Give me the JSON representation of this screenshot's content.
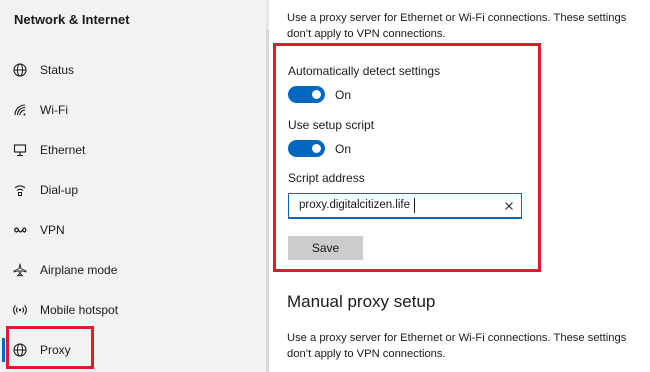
{
  "sidebar": {
    "title": "Network & Internet",
    "items": [
      {
        "label": "Status",
        "icon": "globe-status-icon"
      },
      {
        "label": "Wi-Fi",
        "icon": "wifi-icon"
      },
      {
        "label": "Ethernet",
        "icon": "ethernet-icon"
      },
      {
        "label": "Dial-up",
        "icon": "dialup-icon"
      },
      {
        "label": "VPN",
        "icon": "vpn-icon"
      },
      {
        "label": "Airplane mode",
        "icon": "airplane-icon"
      },
      {
        "label": "Mobile hotspot",
        "icon": "hotspot-icon"
      },
      {
        "label": "Proxy",
        "icon": "globe-icon"
      }
    ],
    "active_index": 7
  },
  "auto_section": {
    "description": "Use a proxy server for Ethernet or Wi-Fi connections. These settings don’t apply to VPN connections.",
    "auto_detect_label": "Automatically detect settings",
    "auto_detect_state": "On",
    "setup_script_label": "Use setup script",
    "setup_script_state": "On",
    "script_address_label": "Script address",
    "script_address_value": "proxy.digitalcitizen.life",
    "save_label": "Save"
  },
  "manual_section": {
    "title": "Manual proxy setup",
    "description": "Use a proxy server for Ethernet or Wi-Fi connections. These settings don’t apply to VPN connections."
  },
  "colors": {
    "accent": "#0067c0",
    "highlight": "#e0192e",
    "sidebar_bg": "#f2f2f2"
  }
}
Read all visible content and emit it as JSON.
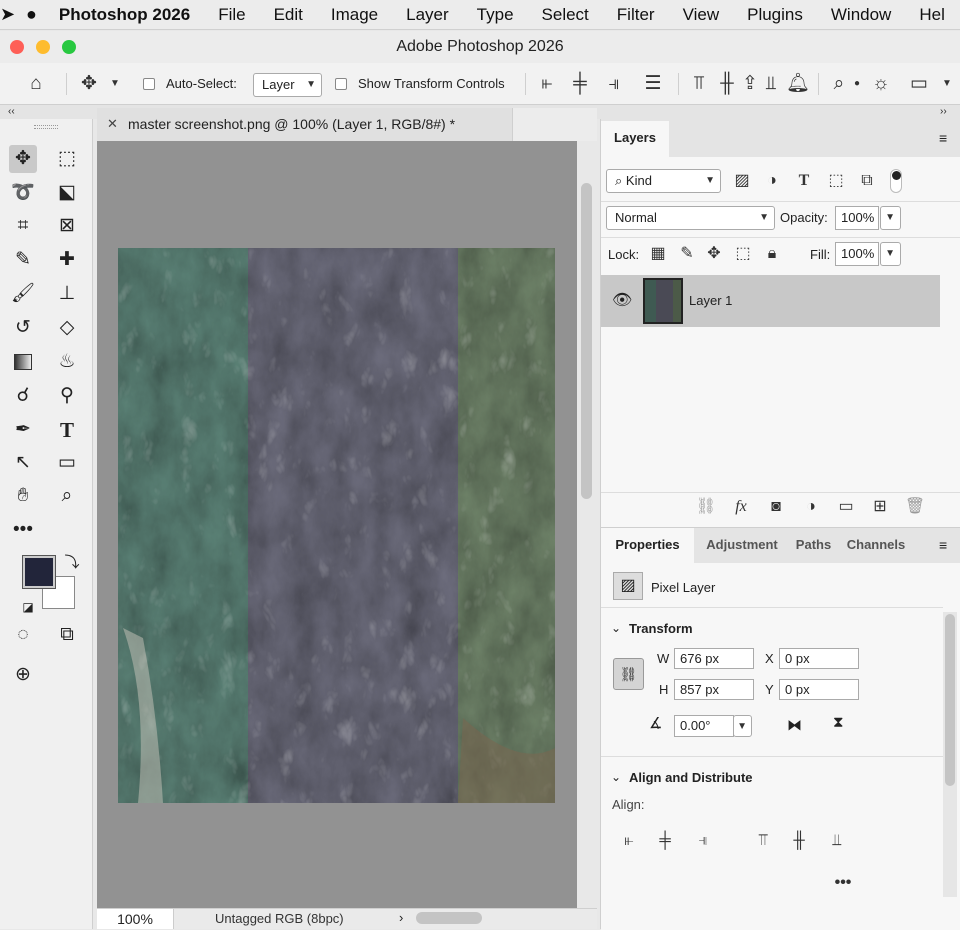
{
  "menubar": {
    "apple": "",
    "app": "Photoshop 2026",
    "items": [
      "File",
      "Edit",
      "Image",
      "Layer",
      "Type",
      "Select",
      "Filter",
      "View",
      "Plugins",
      "Window",
      "Hel"
    ]
  },
  "window": {
    "title": "Adobe Photoshop 2026"
  },
  "options": {
    "auto_select_label": "Auto-Select:",
    "auto_select_value": "Layer",
    "show_transform_label": "Show Transform Controls"
  },
  "document": {
    "tab_title": "master screenshot.png @ 100% (Layer 1, RGB/8#) *",
    "zoom": "100%",
    "color_profile": "Untagged RGB (8bpc)"
  },
  "layers_panel": {
    "tab": "Layers",
    "filter_kind": "Kind",
    "blend_mode": "Normal",
    "opacity_label": "Opacity:",
    "opacity_value": "100%",
    "lock_label": "Lock:",
    "fill_label": "Fill:",
    "fill_value": "100%",
    "layers": [
      {
        "name": "Layer 1",
        "visible": true
      }
    ]
  },
  "properties_panel": {
    "tabs": [
      "Properties",
      "Adjustment",
      "Paths",
      "Channels"
    ],
    "layer_type": "Pixel Layer",
    "transform_title": "Transform",
    "w_label": "W",
    "w_value": "676 px",
    "h_label": "H",
    "h_value": "857 px",
    "x_label": "X",
    "x_value": "0 px",
    "y_label": "Y",
    "y_value": "0 px",
    "angle_value": "0.00°",
    "align_title": "Align and Distribute",
    "align_label": "Align:"
  },
  "colors": {
    "foreground": "#22253a",
    "background": "#ffffff"
  }
}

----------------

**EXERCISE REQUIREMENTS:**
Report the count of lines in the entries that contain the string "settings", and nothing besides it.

**RESPONSE:**
3